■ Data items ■
§ §

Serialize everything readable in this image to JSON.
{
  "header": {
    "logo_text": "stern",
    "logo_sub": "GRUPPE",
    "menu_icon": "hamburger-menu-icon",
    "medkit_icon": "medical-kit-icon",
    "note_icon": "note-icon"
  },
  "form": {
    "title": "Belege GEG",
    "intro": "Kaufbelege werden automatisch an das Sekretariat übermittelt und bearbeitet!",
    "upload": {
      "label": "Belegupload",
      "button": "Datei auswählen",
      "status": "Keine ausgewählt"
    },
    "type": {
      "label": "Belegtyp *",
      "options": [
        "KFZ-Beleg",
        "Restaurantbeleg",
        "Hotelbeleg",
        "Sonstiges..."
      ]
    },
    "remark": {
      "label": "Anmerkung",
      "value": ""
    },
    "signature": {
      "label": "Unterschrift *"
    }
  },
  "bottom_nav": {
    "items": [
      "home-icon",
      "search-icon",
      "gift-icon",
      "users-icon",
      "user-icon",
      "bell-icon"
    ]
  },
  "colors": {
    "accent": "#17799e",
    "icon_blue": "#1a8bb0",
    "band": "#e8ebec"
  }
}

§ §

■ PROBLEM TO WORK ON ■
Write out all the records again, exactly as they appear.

■ RESULT BELOW ■
Serialize everything readable in this image to JSON.
{
  "header": {
    "logo_text": "stern",
    "logo_sub": "GRUPPE",
    "menu_icon": "hamburger-menu-icon",
    "medkit_icon": "medical-kit-icon",
    "note_icon": "note-icon"
  },
  "form": {
    "title": "Belege GEG",
    "intro": "Kaufbelege werden automatisch an das Sekretariat übermittelt und bearbeitet!",
    "upload": {
      "label": "Belegupload",
      "button": "Datei auswählen",
      "status": "Keine ausgewählt"
    },
    "type": {
      "label": "Belegtyp *",
      "options": [
        "KFZ-Beleg",
        "Restaurantbeleg",
        "Hotelbeleg",
        "Sonstiges..."
      ]
    },
    "remark": {
      "label": "Anmerkung",
      "value": ""
    },
    "signature": {
      "label": "Unterschrift *"
    }
  },
  "bottom_nav": {
    "items": [
      "home-icon",
      "search-icon",
      "gift-icon",
      "users-icon",
      "user-icon",
      "bell-icon"
    ]
  },
  "colors": {
    "accent": "#17799e",
    "icon_blue": "#1a8bb0",
    "band": "#e8ebec"
  }
}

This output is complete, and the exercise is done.